Any day now, Donald Trump may walk back his Monday call for "a total and complete shutdown of Muslims entering the United States until our country's representatives can figure out what is going on." If so, he won't change his mind because he regrets insulting Muslim Americans — no small number of whom, unlike Trump, have served in the military — or because his rhetoric threatens to isolate this country when it needs allies, especially in the Middle East. He'll change his mind because he never really means anything he says.
Trump doesn't even mean it when he gives his word in writing. Remember when The Donald signed a pledge in September not to run as an independent candidate if he fails to win the Republican nomination? The pledge did not equivocate. No worries. By November, the billionaire scion was inching away from that pledge and hinting that it would apply only if the party were to treat him "fairly."

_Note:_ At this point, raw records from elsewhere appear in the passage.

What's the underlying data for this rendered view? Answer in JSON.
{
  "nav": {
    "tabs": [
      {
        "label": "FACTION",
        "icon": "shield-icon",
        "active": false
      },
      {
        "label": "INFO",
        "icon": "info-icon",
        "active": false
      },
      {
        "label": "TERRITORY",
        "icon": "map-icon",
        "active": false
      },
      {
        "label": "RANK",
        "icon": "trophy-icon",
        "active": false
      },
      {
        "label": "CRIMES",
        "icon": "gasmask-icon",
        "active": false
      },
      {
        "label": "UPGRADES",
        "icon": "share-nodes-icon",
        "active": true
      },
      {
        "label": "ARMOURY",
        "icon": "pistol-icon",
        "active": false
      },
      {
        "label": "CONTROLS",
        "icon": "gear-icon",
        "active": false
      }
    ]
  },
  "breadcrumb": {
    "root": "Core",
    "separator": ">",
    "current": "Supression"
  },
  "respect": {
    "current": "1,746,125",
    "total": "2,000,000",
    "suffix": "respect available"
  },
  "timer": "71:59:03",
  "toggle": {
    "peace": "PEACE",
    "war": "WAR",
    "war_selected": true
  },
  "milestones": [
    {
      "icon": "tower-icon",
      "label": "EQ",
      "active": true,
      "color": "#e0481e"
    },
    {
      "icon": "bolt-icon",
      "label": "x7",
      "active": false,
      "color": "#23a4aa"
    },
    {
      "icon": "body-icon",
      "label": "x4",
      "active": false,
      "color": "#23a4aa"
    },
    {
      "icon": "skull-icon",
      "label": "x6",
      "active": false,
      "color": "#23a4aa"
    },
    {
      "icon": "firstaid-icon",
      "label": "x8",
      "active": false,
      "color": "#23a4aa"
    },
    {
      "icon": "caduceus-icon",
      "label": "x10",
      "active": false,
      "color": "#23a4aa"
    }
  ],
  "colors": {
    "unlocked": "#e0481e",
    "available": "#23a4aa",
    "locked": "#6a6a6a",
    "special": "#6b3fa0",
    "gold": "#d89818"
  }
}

His followers think it's just ducky that he will say anything and isn't constrained by such hindrances as accuracy. It's clear that Trump never saw thousands of New Jersey Muslims celebrating when the World Trade Center towers fell on 9/11 as he claimed last month. They revel in his cheek. There's some truth somewhere behind his lies — and that is good enough for them.
I know that my reward for writing this column will be emails from Trump groupies who will call me a RINO — a Republican in name only — while extolling Trump as the real deal. They either do not know or do not care that over the past two decades, Trump has been registered as a Democrat, as a Republican and with the Independence Party. In 2009, when he was in his 60s, Trump switched his registration from the Democratic Party to the GOP.
It won't matter that unlike Trump, I never gave a dime to a Hillary Clinton campaign. I never gave a dime to the Clinton Foundation. Trump has given at least $100,000. In the 2006 election, Politico reported, Trump donated $5,000 to the Democratic Senatorial Campaign Committee and $20,000 to the Democratic Congressional Campaign Committee. The National Republican Senatorial Committee got a modest $1,000. Only after The Washington Post did an analysis of Trump's campaign contributions — and found that most of his donations had gone to Democrats — did Trump start giving more money to GOP campaigns.
In 2011, Trump gave $5,000 to the campaign of California Attorney General Kamala Harris, who had been a fierce supporter of San Francisco's "sanctuary city" policy. In 2013, he gave her another $1,000. In 2015, he says that he wants to build a wall across the Mexican border and that Mexico will pay for it.
The Islamic State group has triggered a diaspora from Iraq and Syria and ignited Islamic radicalism within the United States. Every minute that the news media focus on Trump's latest episode of verbal diarrhea is a minute not spent reporting on Syria and the San Bernardino, California, terrorist attack — life-and-death stories.
GOP rivals have been slow to slam Trump for his scurrilous statements, lest they offend Trump's cultlike followers. Clinton, who attended Trump's 2005 wedding, will have no such qualms.